## TASK ITEM
Locate each line in the records containing "message". Copy it.

## DATA TO USE

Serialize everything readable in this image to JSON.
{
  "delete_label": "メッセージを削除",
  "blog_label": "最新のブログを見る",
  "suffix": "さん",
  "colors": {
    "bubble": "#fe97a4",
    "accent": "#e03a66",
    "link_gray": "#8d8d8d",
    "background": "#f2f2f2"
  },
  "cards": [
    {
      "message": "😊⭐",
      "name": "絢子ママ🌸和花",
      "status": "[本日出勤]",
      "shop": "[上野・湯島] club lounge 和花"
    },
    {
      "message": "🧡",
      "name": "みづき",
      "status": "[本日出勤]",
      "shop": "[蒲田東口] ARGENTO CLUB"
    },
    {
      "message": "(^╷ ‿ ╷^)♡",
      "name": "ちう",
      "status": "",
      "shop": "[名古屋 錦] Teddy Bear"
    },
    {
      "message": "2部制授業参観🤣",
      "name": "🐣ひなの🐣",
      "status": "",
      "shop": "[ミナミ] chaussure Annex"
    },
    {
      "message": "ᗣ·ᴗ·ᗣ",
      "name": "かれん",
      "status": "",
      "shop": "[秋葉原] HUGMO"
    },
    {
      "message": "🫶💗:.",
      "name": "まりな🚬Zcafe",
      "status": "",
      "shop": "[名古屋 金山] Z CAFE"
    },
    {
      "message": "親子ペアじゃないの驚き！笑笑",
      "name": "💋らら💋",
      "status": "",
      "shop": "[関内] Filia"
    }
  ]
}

## PROBLEM SOLUTION
      "message": "😊⭐",
      "message": "🧡",
      "message": "(^╷ ‿ ╷^)♡",
      "message": "2部制授業参観🤣",
      "message": "ᗣ·ᴗ·ᗣ",
      "message": "🫶💗:.",
      "message": "親子ペアじゃないの驚き！笑笑",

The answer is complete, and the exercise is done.